• Saxicola torquata;
  • Saxicola rubetra;
  • Cytochrome-b Nucleotide sequences;
  • Molecular phytogeny;
  • Speciation


The geographical differentiation and speciation in the stonechat (Saxicola torquata; Aves: Turdidae) was studied by sequencing a 300-bp fragment of the mitochondrial cytochrome-b gene. Stonechats from three different subspecies inhabiting three continents (S. t. rubicola, the European stonechat; S. t. maura, the Siberian stonechat; and S. t. axillaris, an African stonechat) and stonechats from seven European populations were examined.
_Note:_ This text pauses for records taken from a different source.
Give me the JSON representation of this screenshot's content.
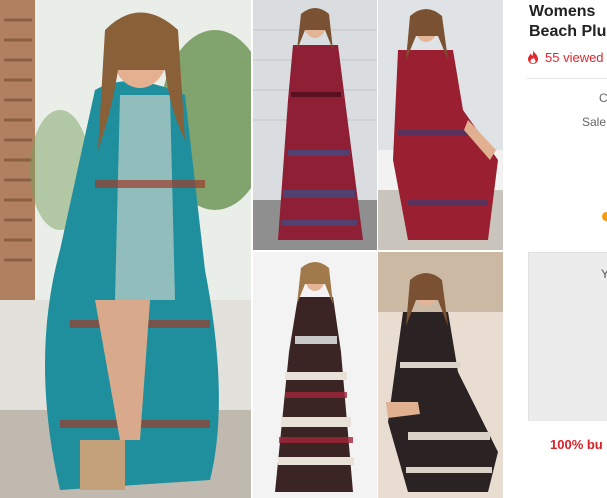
{
  "product": {
    "title_line1": "Womens",
    "title_line2": "Beach Plu",
    "viewed_text": "55 viewed",
    "meta_1": "C",
    "meta_2": "Sale"
  },
  "promo": {
    "text": "Y",
    "guarantee": "100% bu"
  },
  "gallery": {
    "photos": [
      {
        "name": "Teal boho maxi dress seated model"
      },
      {
        "name": "Burgundy boho maxi dress standing"
      },
      {
        "name": "Burgundy boho maxi dress seated"
      },
      {
        "name": "Black boho maxi dress with belt"
      },
      {
        "name": "Black boho maxi dress on sand"
      }
    ]
  },
  "colors": {
    "accent_red": "#e0262e",
    "guarantee_red": "#d71f26",
    "orange_dot": "#f39c12",
    "title_text": "#222222"
  },
  "icons": {
    "viewed": "fire-icon"
  }
}
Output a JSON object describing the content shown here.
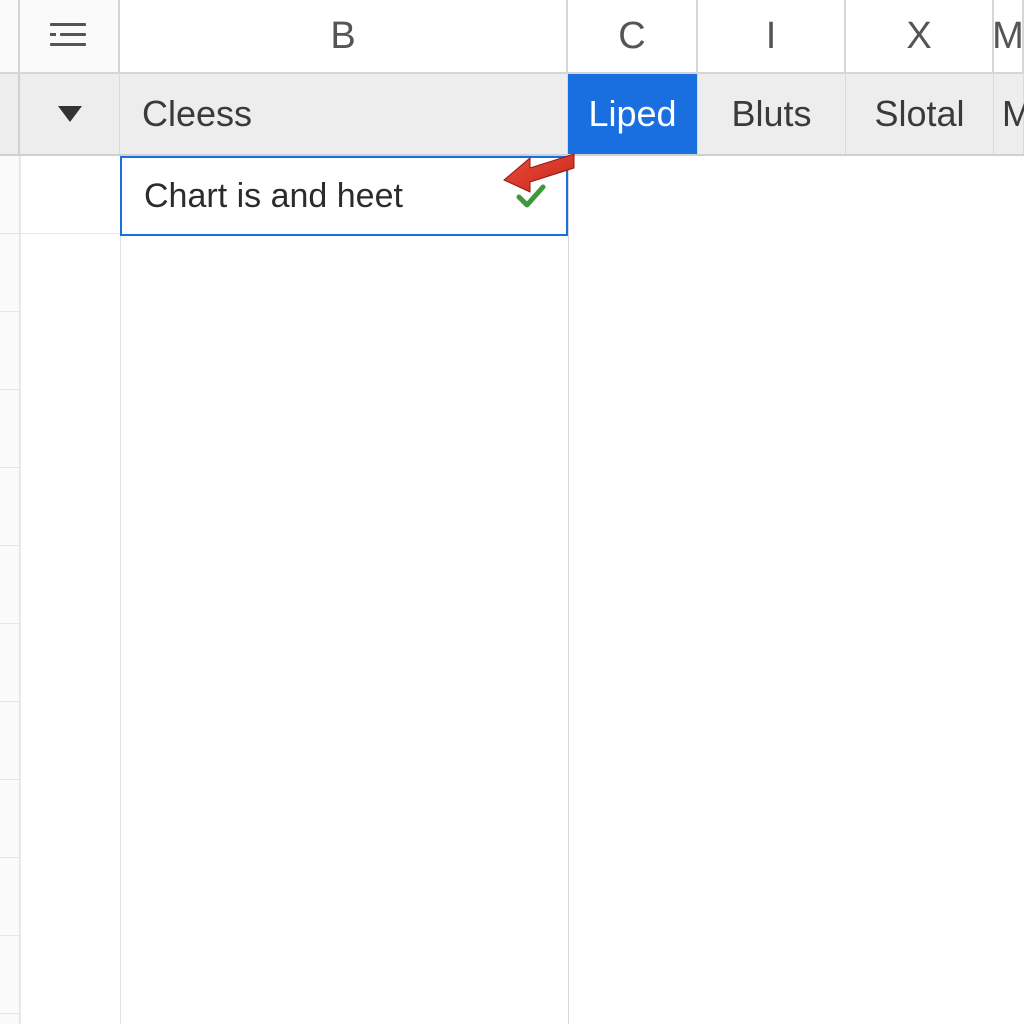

While variation within the populations of the European subspecies was less than 0.3%, the genetic distances between the subspecies were substantial (2.7-5.7%) in comparison with published data for subspecies of other birds. If speciation is indeed reflected in the cytochrome-b gene of stonechats, species status for the African stonechat, but also for the Siberian taxon, should be reconsidered, especially in the light of differences in distributions, morphology and habitat preference.